The internet has made digital media king in almost every realm, but a new study shows that it hasn’t quite conquered the book market. Market research firm Voxburner recently polled 16 to 24 year olds in the UK. When asked if they preferred physical products or digital content, almost two in three polled said they preferred physical books to e-books, showing that the Kindle and Nook haven’t taken over quite like their audio and video media counterparts. So why are e-books lagging so far behind other digital platforms, like music and video games? There’s a major divide over price – nearly a third of those polled think e-books should cost half as much as they do now – but the bigger reasons are more sentimental. Many said they like the smell of books, like having full bookshelves and want to show off what they’ve read to family and friends. One day, maybe Amazon or Barnes and Noble will release an e-book with smell-o-reading, but until that day comes, the printed word may remain king.
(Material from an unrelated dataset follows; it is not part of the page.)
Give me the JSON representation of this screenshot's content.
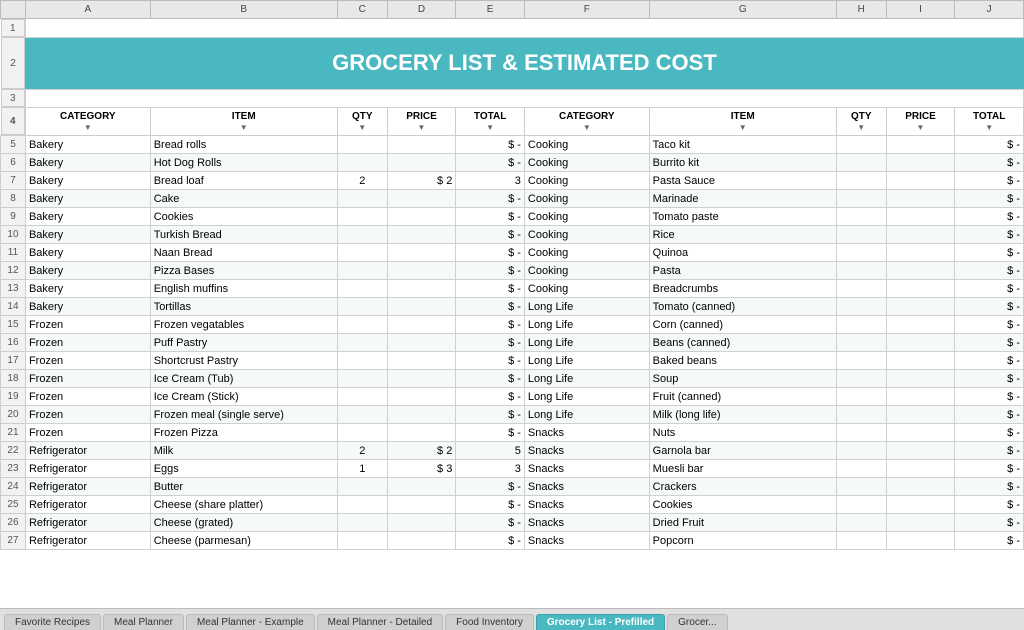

About Shelly Palmer
Shelly Palmer is the Professor of Advanced Media in Residence at Syracuse University’s S.I. Newhouse School of Public Communications and CEO of The Palmer Group, a consulting practice that helps Fortune 500 companies with technology, media and marketing. Named LinkedIn’s “Top Voice in Technology,” he covers tech and business for Good Day New York, is a regular commentator on CNN and writes a popular daily business blog. He's a bestselling author, and the creator of the popular, free online course, Generative AI for Execs. Follow @shellypalmer or visit shellypalmer.com.